1. Automotive Pyrotechnics – For reasons related to the use of new, under-tested aero kits, Indy has experienced an unprecedented five crashes—one near-fatal—during qualifying and test runs. First, three time Indy champion Helio Castroneves went airborne, his car flipping end over end before coming to rest, luckily, right side up. Josef Newgarden sailed into a fence. Then, Pippa Mann hit an outer wall and lost a wheel. Next, Ed Carpenter went airborne, and Monday, Canadian James Hinchcliffe suffered serious pelvic and thigh injuries when his suspension failed catastrophically. In response, officials have enforced lower limits on turbo boost and full aerodynamics for every run, but it's unclear if that will be enough to halt the carnage.
2. The Party – The center of the rowdy, loud, and booze-infused race festivities is the New Snake Pit, a version of the old Snake Pit that’s actually condoned by officials. On race day, a stage goes up and top musicians and DJ’s keep the crowd frothed (as if the shrieking racecars nearby weren’t enough). The conclusion—even among those who have frequented the craziest NASCAR bashes and NFL tailgates—is that an Indy party trumps all.
3. The Cars – These fourth-generation Indycars are beasts, truly. The tubs are carbon fiber and Kevlar over advanced Dallara chassis, making for a racecar that just brushes 1500 pounds. The engines are provided by Chevrolet and Honda, and are 2.2-liter, direct-injected V6s with either single- or twin-turbos. These forced-induction monsters can rev to 12,000 RPM, and make between 550 and 700 horsepower. That’s around 2.15 pounds per horsepower.

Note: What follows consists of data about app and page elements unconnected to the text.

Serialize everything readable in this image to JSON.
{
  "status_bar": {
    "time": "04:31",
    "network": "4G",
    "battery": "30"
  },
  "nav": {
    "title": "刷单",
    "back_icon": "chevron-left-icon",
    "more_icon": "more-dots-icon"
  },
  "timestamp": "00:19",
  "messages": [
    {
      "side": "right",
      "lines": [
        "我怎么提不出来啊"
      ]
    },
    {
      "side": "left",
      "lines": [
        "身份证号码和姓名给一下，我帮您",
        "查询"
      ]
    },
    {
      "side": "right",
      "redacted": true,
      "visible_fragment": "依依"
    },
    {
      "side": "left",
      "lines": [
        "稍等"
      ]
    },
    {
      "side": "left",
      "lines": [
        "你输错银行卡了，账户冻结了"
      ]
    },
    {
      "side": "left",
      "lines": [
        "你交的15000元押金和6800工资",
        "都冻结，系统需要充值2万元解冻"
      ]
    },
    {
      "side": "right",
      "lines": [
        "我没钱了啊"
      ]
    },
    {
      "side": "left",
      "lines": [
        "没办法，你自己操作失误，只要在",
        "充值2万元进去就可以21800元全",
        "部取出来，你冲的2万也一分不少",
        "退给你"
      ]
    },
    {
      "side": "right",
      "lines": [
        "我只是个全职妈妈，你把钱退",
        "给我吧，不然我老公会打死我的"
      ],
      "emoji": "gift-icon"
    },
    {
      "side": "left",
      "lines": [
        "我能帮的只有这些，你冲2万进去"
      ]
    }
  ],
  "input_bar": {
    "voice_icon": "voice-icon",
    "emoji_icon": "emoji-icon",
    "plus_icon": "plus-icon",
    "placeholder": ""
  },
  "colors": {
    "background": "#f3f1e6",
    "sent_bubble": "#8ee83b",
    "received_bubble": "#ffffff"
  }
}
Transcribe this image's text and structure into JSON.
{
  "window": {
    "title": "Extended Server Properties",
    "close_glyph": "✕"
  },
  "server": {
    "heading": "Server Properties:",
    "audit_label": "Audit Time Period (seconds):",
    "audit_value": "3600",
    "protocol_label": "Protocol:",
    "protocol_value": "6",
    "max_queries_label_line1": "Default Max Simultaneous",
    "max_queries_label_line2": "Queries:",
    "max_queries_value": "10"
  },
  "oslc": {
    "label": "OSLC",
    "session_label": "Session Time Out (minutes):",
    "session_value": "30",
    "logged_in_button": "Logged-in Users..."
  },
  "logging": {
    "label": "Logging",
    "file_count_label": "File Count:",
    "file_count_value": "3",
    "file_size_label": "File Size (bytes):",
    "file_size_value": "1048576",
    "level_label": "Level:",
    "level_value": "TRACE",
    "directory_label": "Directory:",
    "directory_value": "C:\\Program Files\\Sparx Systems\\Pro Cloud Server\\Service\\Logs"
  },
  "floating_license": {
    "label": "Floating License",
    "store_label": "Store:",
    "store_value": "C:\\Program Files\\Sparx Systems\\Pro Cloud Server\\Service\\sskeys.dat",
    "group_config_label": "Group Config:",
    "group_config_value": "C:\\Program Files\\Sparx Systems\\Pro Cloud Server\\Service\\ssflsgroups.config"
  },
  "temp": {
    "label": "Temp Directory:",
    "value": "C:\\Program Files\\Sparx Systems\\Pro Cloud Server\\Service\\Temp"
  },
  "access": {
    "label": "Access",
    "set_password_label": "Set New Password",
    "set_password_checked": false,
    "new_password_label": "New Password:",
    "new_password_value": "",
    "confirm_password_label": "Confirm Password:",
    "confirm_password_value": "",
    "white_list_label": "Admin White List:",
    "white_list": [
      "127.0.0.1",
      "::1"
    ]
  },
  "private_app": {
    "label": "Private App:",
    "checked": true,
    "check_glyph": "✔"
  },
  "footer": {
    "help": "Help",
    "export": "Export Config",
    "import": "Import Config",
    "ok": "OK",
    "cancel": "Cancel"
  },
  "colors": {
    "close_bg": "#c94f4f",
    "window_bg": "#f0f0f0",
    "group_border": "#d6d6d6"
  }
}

4. The Drivers – Aerodynamic issues notwithstanding, this year’s drivers are a top group. At the lead is Juan Pablo Montoya—already a legend— followed by Will Power, Helio Castroneves, Scott Dixon and Graham Rahal. These drivers have the skill, strength and focus to pilot some (clearly unstable) sleds to 230 MPH on a hundred year-old track, and if that spectacle isn’t worth your time, we don’t know what is.
5. The History - Built in 1909, the Indianapolis Motor Speedway is the most famous track in America and has the capacity to welcome almost 400,000 fans. The world’s greatest drivers, from Shumacher to Juan Fangio, have all taken turns at this storied venue. Moreover, for fans and teams alike, the Indy 500 is a family business. Graham Rahal is—of course—the son of racing icon Bobby Rahal, without whom he would not be a top contender. Watch our wild footage of and interview with Graham Rahal, and see how Indy can be the best kind of family affair.
Photos by Photo: Steve C. Mitchell/Invision/AP